**TRY IT**: How many lines of these records hold the string "icon"? Reply with the number alone.

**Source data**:
- - - - - - -

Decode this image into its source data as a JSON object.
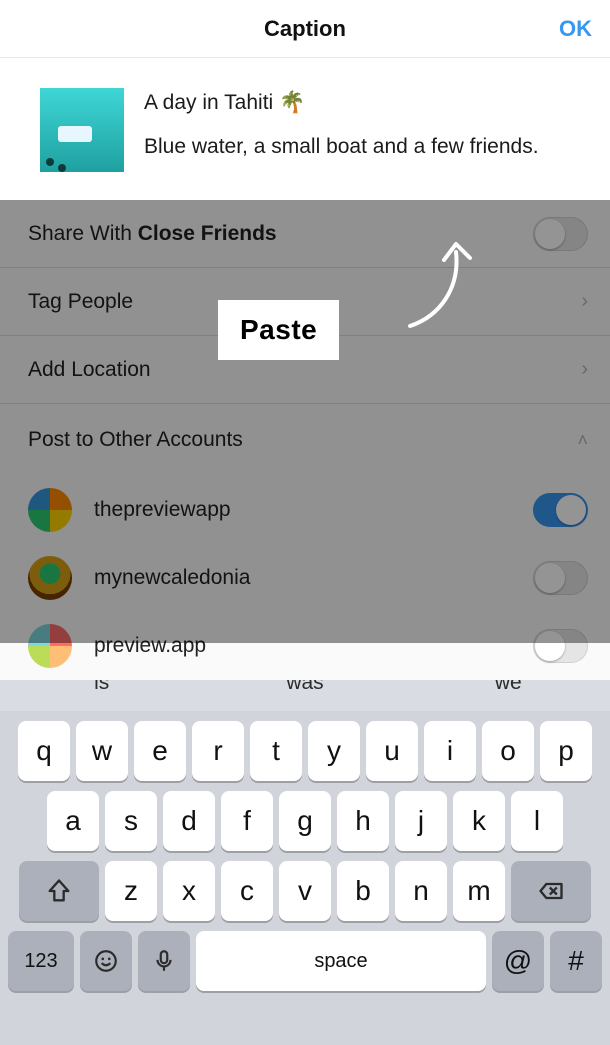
{
  "header": {
    "title": "Caption",
    "ok": "OK"
  },
  "caption": {
    "line1": "A day in Tahiti 🌴",
    "line2": "Blue water, a small boat and a few friends."
  },
  "rows": {
    "shareWithPrefix": "Share With ",
    "shareWithBold": "Close Friends",
    "tagPeople": "Tag People",
    "addLocation": "Add Location",
    "postOther": "Post to Other Accounts"
  },
  "accounts": [
    {
      "name": "thepreviewapp",
      "on": true
    },
    {
      "name": "mynewcaledonia",
      "on": false
    },
    {
      "name": "preview.app",
      "on": false
    }
  ],
  "callout": {
    "paste": "Paste"
  },
  "keyboard": {
    "suggestions": [
      "is",
      "was",
      "we"
    ],
    "row1": [
      "q",
      "w",
      "e",
      "r",
      "t",
      "y",
      "u",
      "i",
      "o",
      "p"
    ],
    "row2": [
      "a",
      "s",
      "d",
      "f",
      "g",
      "h",
      "j",
      "k",
      "l"
    ],
    "row3": [
      "z",
      "x",
      "c",
      "v",
      "b",
      "n",
      "m"
    ],
    "numKey": "123",
    "space": "space",
    "at": "@",
    "hash": "#"
  }
}
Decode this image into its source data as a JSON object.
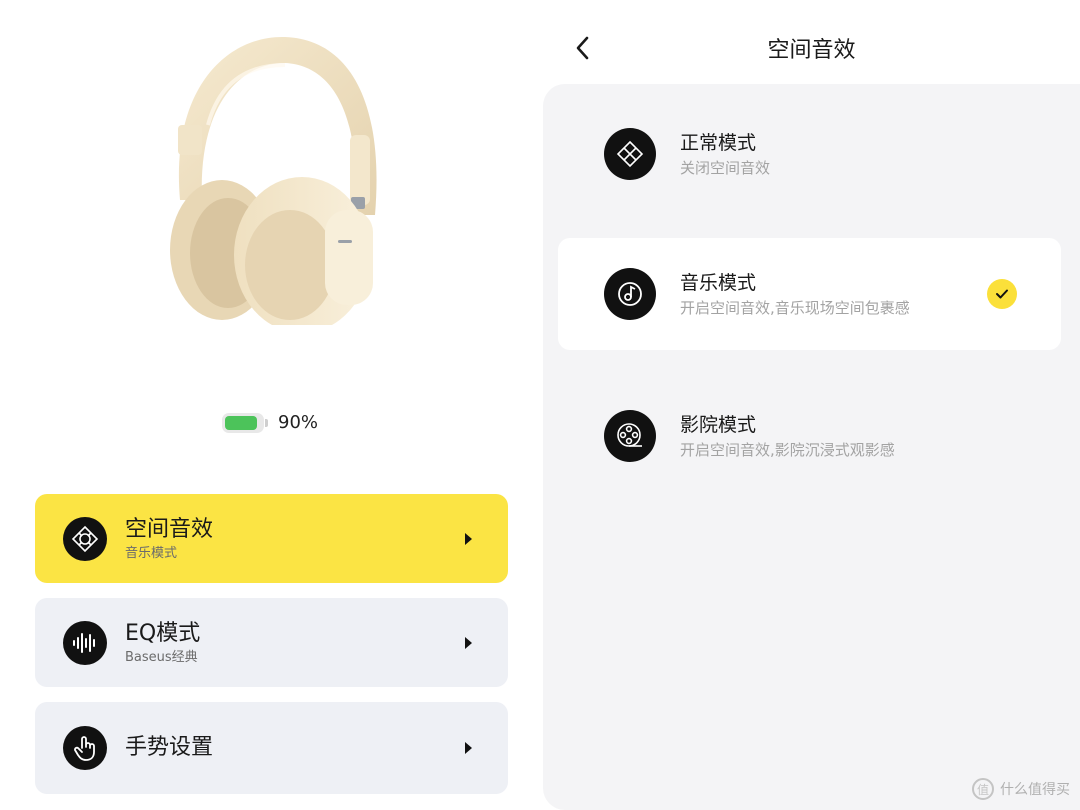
{
  "left": {
    "battery": {
      "level": 0.9,
      "label": "90%"
    },
    "menu": [
      {
        "title": "空间音效",
        "subtitle": "音乐模式",
        "icon": "spatial-audio-icon"
      },
      {
        "title": "EQ模式",
        "subtitle": "Baseus经典",
        "icon": "equalizer-wave-icon"
      },
      {
        "title": "手势设置",
        "subtitle": "",
        "icon": "hand-gesture-icon"
      }
    ]
  },
  "right": {
    "header": {
      "title": "空间音效"
    },
    "modes": [
      {
        "title": "正常模式",
        "subtitle": "关闭空间音效",
        "icon": "normal-mode-icon",
        "selected": false
      },
      {
        "title": "音乐模式",
        "subtitle": "开启空间音效,音乐现场空间包裹感",
        "icon": "music-mode-icon",
        "selected": true
      },
      {
        "title": "影院模式",
        "subtitle": "开启空间音效,影院沉浸式观影感",
        "icon": "film-reel-icon",
        "selected": false
      }
    ]
  },
  "watermark": {
    "text": "什么值得买"
  },
  "colors": {
    "accent": "#fbe444",
    "card": "#eef0f5",
    "battery": "#4cc35a",
    "panel": "#f4f4f6"
  }
}
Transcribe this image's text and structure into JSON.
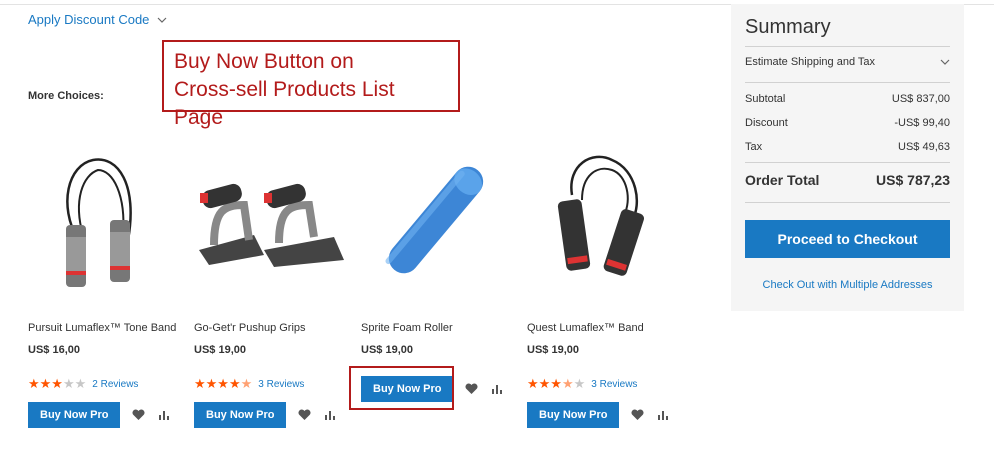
{
  "discount": {
    "label": "Apply Discount Code"
  },
  "callout": {
    "line1": "Buy Now Button on",
    "line2": "Cross-sell Products List Page"
  },
  "more_choices": {
    "heading": "More Choices:"
  },
  "products": [
    {
      "name": "Pursuit Lumaflex™ Tone Band",
      "price": "US$ 16,00",
      "rating": 3,
      "reviews": "2  Reviews",
      "button": "Buy Now Pro",
      "image": "jump-rope"
    },
    {
      "name": "Go-Get'r Pushup Grips",
      "price": "US$ 19,00",
      "rating": 4.5,
      "reviews": "3  Reviews",
      "button": "Buy Now Pro",
      "image": "pushup-grips"
    },
    {
      "name": "Sprite Foam Roller",
      "price": "US$ 19,00",
      "rating": null,
      "reviews": "",
      "button": "Buy Now Pro",
      "image": "foam-roller"
    },
    {
      "name": "Quest Lumaflex™ Band",
      "price": "US$ 19,00",
      "rating": 3.5,
      "reviews": "3  Reviews",
      "button": "Buy Now Pro",
      "image": "jump-rope"
    }
  ],
  "summary": {
    "title": "Summary",
    "estimate_label": "Estimate Shipping and Tax",
    "subtotal_label": "Subtotal",
    "subtotal_value": "US$ 837,00",
    "discount_label": "Discount",
    "discount_value": "-US$ 99,40",
    "tax_label": "Tax",
    "tax_value": "US$ 49,63",
    "total_label": "Order Total",
    "total_value": "US$ 787,23",
    "checkout_label": "Proceed to Checkout",
    "multi_label": "Check Out with Multiple Addresses"
  },
  "colors": {
    "accent": "#1979c3",
    "star": "#ff5501",
    "callout": "#b31b1b",
    "summary_bg": "#f5f5f5"
  }
}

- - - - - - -

**THE ANSWER**: 6